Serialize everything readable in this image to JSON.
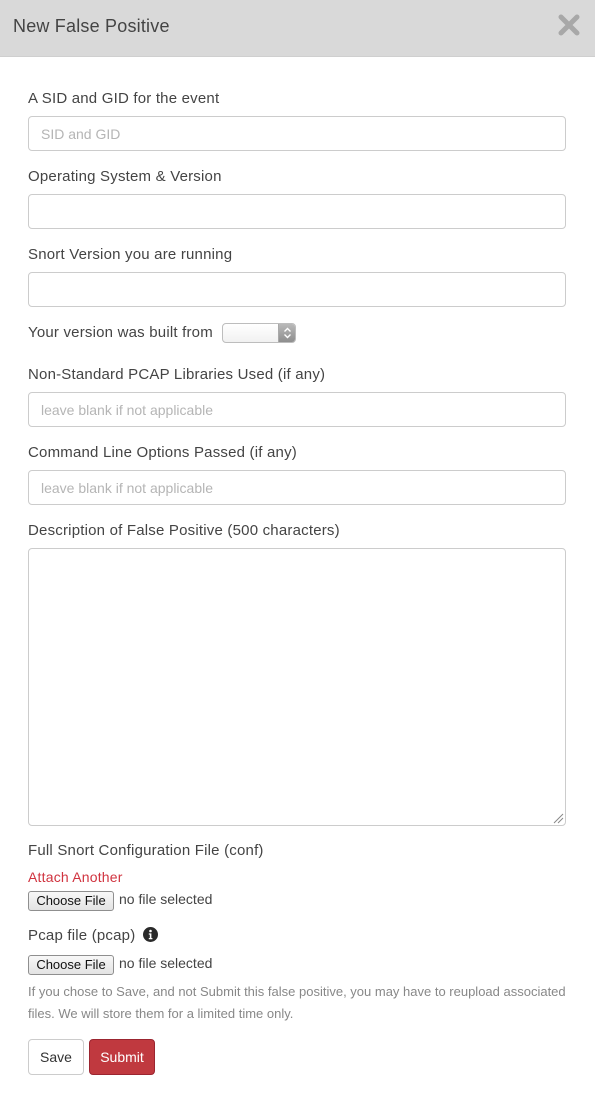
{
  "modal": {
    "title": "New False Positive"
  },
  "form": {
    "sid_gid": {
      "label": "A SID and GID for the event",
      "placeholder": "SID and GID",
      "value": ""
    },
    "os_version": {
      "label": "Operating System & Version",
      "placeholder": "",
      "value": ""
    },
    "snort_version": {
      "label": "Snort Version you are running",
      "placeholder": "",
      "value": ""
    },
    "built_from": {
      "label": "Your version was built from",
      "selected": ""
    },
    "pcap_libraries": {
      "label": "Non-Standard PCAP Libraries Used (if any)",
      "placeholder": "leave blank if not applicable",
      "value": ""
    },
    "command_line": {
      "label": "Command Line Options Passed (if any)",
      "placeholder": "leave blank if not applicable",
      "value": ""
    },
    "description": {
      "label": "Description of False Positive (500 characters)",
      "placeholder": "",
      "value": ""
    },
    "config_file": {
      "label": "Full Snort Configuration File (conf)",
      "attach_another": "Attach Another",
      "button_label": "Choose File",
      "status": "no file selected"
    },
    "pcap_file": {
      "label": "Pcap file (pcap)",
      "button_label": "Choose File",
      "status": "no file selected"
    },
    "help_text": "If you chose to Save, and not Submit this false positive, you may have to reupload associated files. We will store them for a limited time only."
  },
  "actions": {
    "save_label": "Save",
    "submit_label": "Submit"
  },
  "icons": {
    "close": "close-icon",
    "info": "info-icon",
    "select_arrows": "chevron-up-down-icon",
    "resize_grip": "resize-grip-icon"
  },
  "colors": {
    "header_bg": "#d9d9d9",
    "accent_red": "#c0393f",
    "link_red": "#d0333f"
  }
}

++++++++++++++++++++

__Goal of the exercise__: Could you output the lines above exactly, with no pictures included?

__Response area__:
Serialize everything readable in this image to JSON.
{
  "modal": {
    "title": "New False Positive"
  },
  "form": {
    "sid_gid": {
      "label": "A SID and GID for the event",
      "placeholder": "SID and GID",
      "value": ""
    },
    "os_version": {
      "label": "Operating System & Version",
      "placeholder": "",
      "value": ""
    },
    "snort_version": {
      "label": "Snort Version you are running",
      "placeholder": "",
      "value": ""
    },
    "built_from": {
      "label": "Your version was built from",
      "selected": ""
    },
    "pcap_libraries": {
      "label": "Non-Standard PCAP Libraries Used (if any)",
      "placeholder": "leave blank if not applicable",
      "value": ""
    },
    "command_line": {
      "label": "Command Line Options Passed (if any)",
      "placeholder": "leave blank if not applicable",
      "value": ""
    },
    "description": {
      "label": "Description of False Positive (500 characters)",
      "placeholder": "",
      "value": ""
    },
    "config_file": {
      "label": "Full Snort Configuration File (conf)",
      "attach_another": "Attach Another",
      "button_label": "Choose File",
      "status": "no file selected"
    },
    "pcap_file": {
      "label": "Pcap file (pcap)",
      "button_label": "Choose File",
      "status": "no file selected"
    },
    "help_text": "If you chose to Save, and not Submit this false positive, you may have to reupload associated files. We will store them for a limited time only."
  },
  "actions": {
    "save_label": "Save",
    "submit_label": "Submit"
  },
  "icons": {
    "close": "close-icon",
    "info": "info-icon",
    "select_arrows": "chevron-up-down-icon",
    "resize_grip": "resize-grip-icon"
  },
  "colors": {
    "header_bg": "#d9d9d9",
    "accent_red": "#c0393f",
    "link_red": "#d0333f"
  }
}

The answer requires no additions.